Marian Harkin is calling for a wider debate on fracking
An Oireachtas committee has vowed to visit the earmarked frack zones in the Lough Allen basin after a 'thought-provoking and insightful' discussion of the potential environmental implications at an meeting today.
The Joint Oireachtas Committee on Transport and Communications heard from policymakers, experts and a campaigning group on the possible environmental implications of hydraulic fracturing, or fracking, as a means of exploration in Ireland.
The Committee engaged separately with senior officials from the Department of Communications, Energy and Natural Resources; director general of the Environmental Protection Agency, Laura Burke, and representatives from Good Energies Alliance Ireland, an independent organisation campaigning against shale gas extraction using fracking.
Chairman of the Committee Tom Hayes TD says: "Today our Committee heard a series of thought-provoking and insightful presentations on what is an emotive and divisive issue. The Minister for Communications, Energy and Natural Resources has the ultimate authority in granting licences for onshore gas exploration and he has made it clear that no decision will be taken before the results of further EPA scientific research is completed.
"Fracking is banned in a number of EU countries, including France, and in-depth scientific study is required to assess whether Ireland's geology lends it suitable to shale gas exploration.
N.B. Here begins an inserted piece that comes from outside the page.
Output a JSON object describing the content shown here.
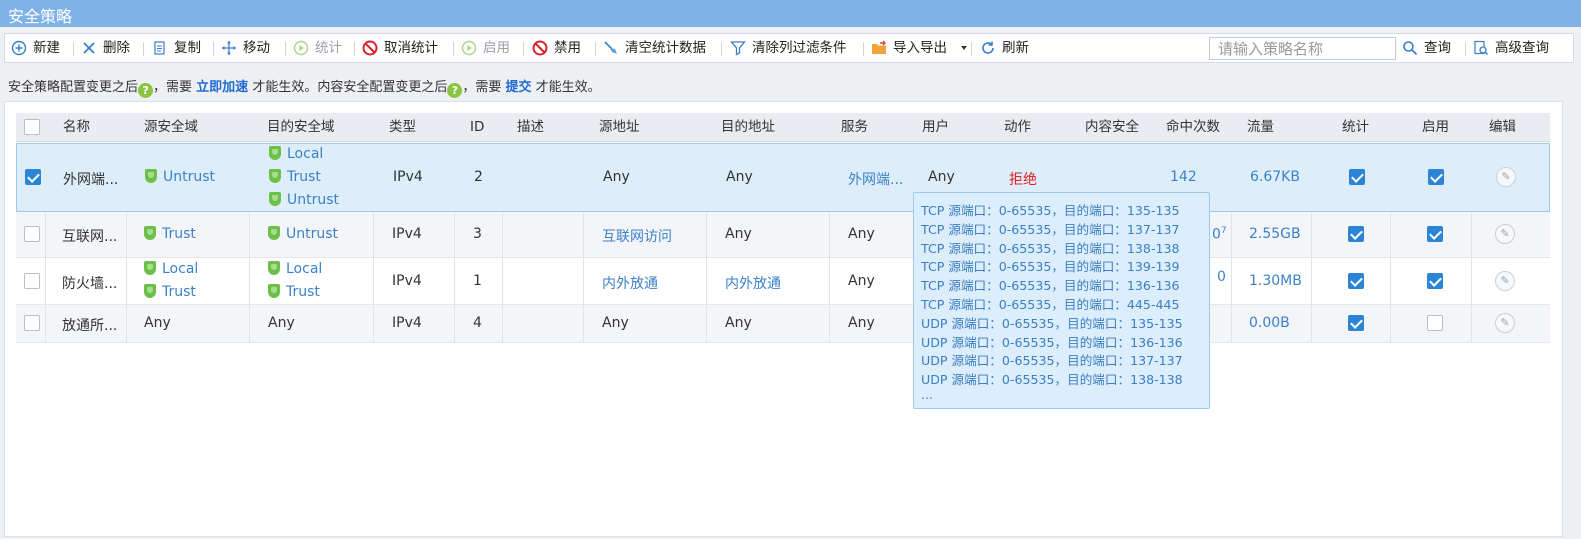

Our Committee is particularly concerned with the social and environmental impact of hydraulic fracturing. Committee Members emphatically put forward the view that local communities must have a meaningful input into the decision-making process on future development.
"Keen to gain a firsthand insight, our Committee undertook today to visit North Leitrim where preliminary investigations are currently taking place and engage with a wide range of opinion within the communities living there."
Meanwhile an independent MEP has called for a 'deeper and wider rational debate' on shale gas extraction while participating in an Irish-made documentary on the subject.
Marian Harkin invited Roscommon-based independent film-maker Catherine Boyle to the European Parliament to interview participants at a workshop on 'fracking'. Boyle's documentary will focus on the impact of the shale gas industry on two villages in Bulgaria.
The Ireland North & West MEP noted that "this workshop was yet another milestone in the ever-deepening and ever-widening debate on shale gas extraction, and what role, if any, it should play in the future energy mix of Ireland and Europe".
She added that "the workshop very much confirmed the emerging consensus on this extraction method, namely that without drastically improved regulation, the potential environmental and socio-economic risks associated with fracking currently outweigh the potential benefits".
The Independent MEP argued that "more and more evidence is becoming available and this needs to be brought to public attention. My office has produced a report on fracking in Pennsylvania with cooperation from scientists in Cornell University. Their research and our observations show that water quality and animal health have been adversely affected by fracking".
"While the film is still in the preparatory phase," she concluded, "I hope the end result proves to be a balanced and useful contribution to the bigger debate on fracking. I commend citizens like Catherine who shine a light on some questionable aspects of the extraction industry."